Review of Heat Pumps in Ireland
Are you thinking about getting a heat pump? We spoke to some people who already have a heat pump in their home.
Heat pumps are an environmentally friendly and extremely efficient alternative to oil, gas, solid fuel and conventional home heating systems. The most common heat pumps work by converting energy from the air outside of your home into useful heat inside, in the same way a fridge extracts heat from its inside.
Cathal and Siobhan Jennings bought a new house in west Dublin in early 2018. The house already had a heat pump which they are finding very different to a conventional boiler. “I find it very good. I needed to become familiar with the control panel, so I could understand what the various symbols were telling me but this was not difficult. It is easy to use, mainly because once the system has been set up correctly, the user is supposed to leave it alone. It is designed to stay on 24/7 and this is one of the big differences from a conventional system”, says Cathal.
“The other big difference is that the user sets the thermostat to an ambient 19-20 degrees and the house is designed to regulate itself to that temperature. The radiators never get hot - they stay lukewarm most of the time. This means that the house does not get hot, but it never gets cold either”, he continues.
Heat pumps work best when your house is well insulated with a low heat loss. Otherwise the heat pump could be quite inefficient. Olivier Neu originally from France has a heat pump in the home he shares with his family in South Dublin. He says, “Before we were in a rented place with storage heaters. Our electricity bill was €70 per month for 50 square metres. In our new house, we are spending €70 euro per month as well but our house is 130 square metres. So our heating is much more energy efficient and controllable”. This price covers all utilities.

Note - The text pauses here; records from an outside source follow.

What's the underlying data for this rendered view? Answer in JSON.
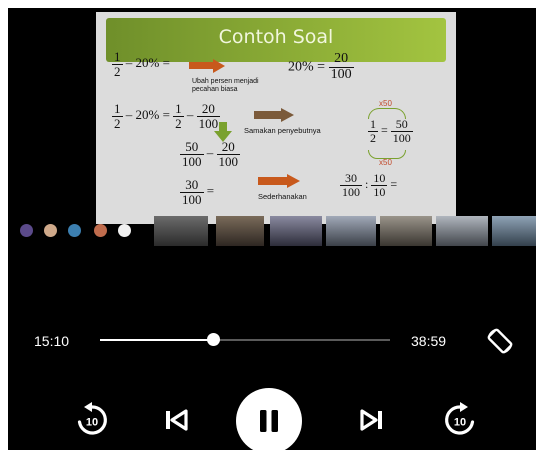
{
  "slide": {
    "title": "Contoh Soal",
    "row1_lhs_num": "1",
    "row1_lhs_den": "2",
    "row1_lhs_rest": "– 20% =",
    "row1_note": "Ubah persen menjadi\npecahan biasa",
    "row1_rhs_pre": "20% =",
    "row1_rhs_num": "20",
    "row1_rhs_den": "100",
    "row2_a_num": "1",
    "row2_a_den": "2",
    "row2_mid": "– 20% =",
    "row2_b_num": "1",
    "row2_b_den": "2",
    "row2_c_num": "20",
    "row2_c_den": "100",
    "row2_note": "Samakan penyebutnya",
    "side_a_num": "1",
    "side_a_den": "2",
    "side_b_num": "50",
    "side_b_den": "100",
    "x50_top": "x50",
    "x50_bottom": "x50",
    "row3_a_num": "50",
    "row3_a_den": "100",
    "row3_b_num": "20",
    "row3_b_den": "100",
    "row4_a_num": "30",
    "row4_a_den": "100",
    "row4_note": "Sederhanakan",
    "row4_b_num": "30",
    "row4_b_den": "100",
    "row4_c_num": "10",
    "row4_c_den": "10",
    "minus": "–",
    "equals": "=",
    "divide": ":"
  },
  "player": {
    "elapsed": "15:10",
    "duration": "38:59",
    "progress_fraction": 0.389,
    "rewind_seconds": "10",
    "forward_seconds": "10"
  },
  "colors": {
    "background": "#000000",
    "accent_arrow": "#c8591c",
    "slide_header": "#8db43a"
  }
}
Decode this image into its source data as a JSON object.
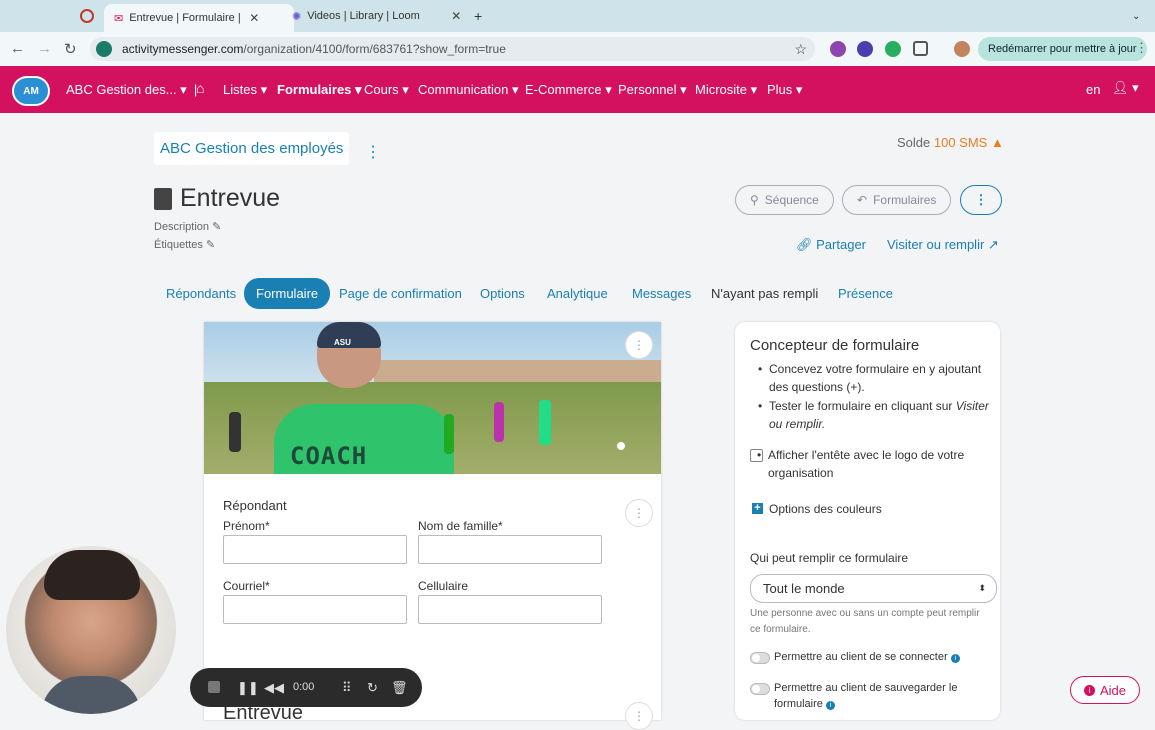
{
  "browser": {
    "tabs": [
      {
        "label": "Entrevue | Formulaire | AB"
      },
      {
        "label": "Videos | Library | Loom"
      }
    ],
    "url_domain": "activitymessenger.com",
    "url_path": "/organization/4100/form/683761?show_form=true",
    "update_button": "Redémarrer pour mettre à jour"
  },
  "appnav": {
    "logo": "AM",
    "org": "ABC Gestion des...",
    "items": [
      "Listes",
      "Formulaires",
      "Cours",
      "Communication",
      "E-Commerce",
      "Personnel",
      "Microsite",
      "Plus"
    ],
    "lang": "en"
  },
  "header": {
    "org_name": "ABC Gestion des employés",
    "solde_label": "Solde",
    "solde_amount": "100 SMS",
    "title": "Entrevue",
    "description": "Description",
    "etiquettes": "Étiquettes",
    "sequence_btn": "Séquence",
    "formulaires_btn": "Formulaires",
    "share": "Partager",
    "visit": "Visiter ou remplir"
  },
  "tabs": [
    "Répondants",
    "Formulaire",
    "Page de confirmation",
    "Options",
    "Analytique",
    "Messages",
    "N'ayant pas rempli",
    "Présence"
  ],
  "form": {
    "section": "Répondant",
    "fields": {
      "prenom": "Prénom*",
      "nom": "Nom de famille*",
      "courriel": "Courriel*",
      "cellulaire": "Cellulaire"
    },
    "next_section": "Entrevue",
    "hero_text": "COACH",
    "cap_text": "ASU"
  },
  "panel": {
    "title": "Concepteur de formulaire",
    "bullet1": "Concevez votre formulaire en y ajoutant des questions (+).",
    "bullet2_a": "Tester le formulaire en cliquant sur",
    "bullet2_b": "Visiter ou remplir.",
    "header_checkbox": "Afficher l'entête avec le logo de votre organisation",
    "color_options": "Options des couleurs",
    "who_label": "Qui peut remplir ce formulaire",
    "who_value": "Tout le monde",
    "who_help": "Une personne avec ou sans un compte peut remplir ce formulaire.",
    "toggle1": "Permettre au client de se connecter",
    "toggle2": "Permettre au client de sauvegarder le formulaire"
  },
  "aide": "Aide",
  "recorder": {
    "time": "0:00"
  }
}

“The good thing for us was that we saw the savings straight away especially because I set the controls to heat the water during the night when the electricity tariffs are lower. We couldn’t do this with storage heaters”.

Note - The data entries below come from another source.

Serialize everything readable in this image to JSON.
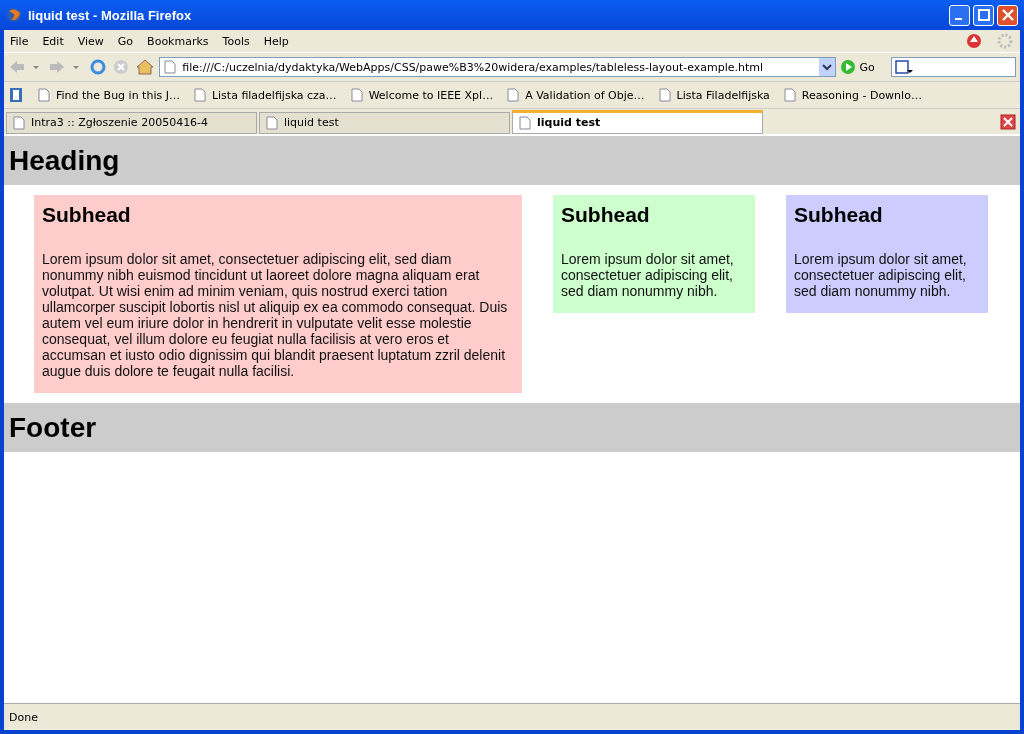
{
  "window": {
    "title": "liquid test - Mozilla Firefox"
  },
  "menu": [
    "File",
    "Edit",
    "View",
    "Go",
    "Bookmarks",
    "Tools",
    "Help"
  ],
  "address": {
    "value": "file:///C:/uczelnia/dydaktyka/WebApps/CSS/pawe%B3%20widera/examples/tableless-layout-example.html",
    "go": "Go"
  },
  "bookmarks": [
    "Find the Bug in this J…",
    "Lista filadelfijska cza…",
    "Welcome to IEEE Xpl…",
    "A Validation of Obje…",
    "Lista Filadelfijska",
    "Reasoning - Downlo…"
  ],
  "tabs": [
    {
      "label": "Intra3 :: Zgłoszenie 20050416-4",
      "selected": false
    },
    {
      "label": "liquid test",
      "selected": false
    },
    {
      "label": "liquid test",
      "selected": true
    }
  ],
  "page": {
    "heading": "Heading",
    "columns": [
      {
        "subhead": "Subhead",
        "text": "Lorem ipsum dolor sit amet, consectetuer adipiscing elit, sed diam nonummy nibh euismod tincidunt ut laoreet dolore magna aliquam erat volutpat. Ut wisi enim ad minim veniam, quis nostrud exerci tation ullamcorper suscipit lobortis nisl ut aliquip ex ea commodo consequat. Duis autem vel eum iriure dolor in hendrerit in vulputate velit esse molestie consequat, vel illum dolore eu feugiat nulla facilisis at vero eros et accumsan et iusto odio dignissim qui blandit praesent luptatum zzril delenit augue duis dolore te feugait nulla facilisi.",
        "color": "#ffcccc"
      },
      {
        "subhead": "Subhead",
        "text": "Lorem ipsum dolor sit amet, consectetuer adipiscing elit, sed diam nonummy nibh.",
        "color": "#ccffcc"
      },
      {
        "subhead": "Subhead",
        "text": "Lorem ipsum dolor sit amet, consectetuer adipiscing elit, sed diam nonummy nibh.",
        "color": "#ccccff"
      }
    ],
    "footer": "Footer"
  },
  "status_bar": "Done"
}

Cathal in West Dublin has also definitely noticed a difference in price from his previous home. “On average, our utilities cost us approx. €60 per month”. This is for all utilities and covers combined heating, lighting and cooking. Although he expects this to rise slightly over the winter months he notes that because the house is a new build, it is heavily insulated with no draughts or chimney flues.
Is a heat pump grant for me?
If you are considering installing a heat pump in your home, you should definitely check out the grant offered by SEAI. We hope to make the transition to renewable technologies more affordable for you and for this reason are offering a grant to subsidise the cost of purchasing and installing a heat pump.
In general, a homeowner will decide on a grant based on their immediate requirements. If their house is cold and draughty, they insulate their homes. If their heating system is due to be replaced, we encourage them to insulate their homes and get a heat pump. SEAI offers grants for insulation too so it’s a win-win.
Heat pump grants are available for homes built and occupied before 2011. In order to qualify, the house must be well insulated with low heat loss. If you are renovating or upgrading – you may like to get a combination of grants. See here
Houses built after 2005 are likely to be heat pump ready
Houses constructed after 2005 are generally well insulated and have a low heat loss. This makes them heat pump ready. If you are replacing a boiler or thinking of renovating your home, we strongly recommend you install a heat pump rather than a gas or oil dependent system.
For Olivier, he concludes that a heat pump has made him more engaged with the energy use in his home, “We are happy that we are not using fossil fuels and are doing our part for the environment. For anyone doing a renovation, I would definitely encourage them to consider a heat pump as it is a great way to maximise the energy performance of your house”.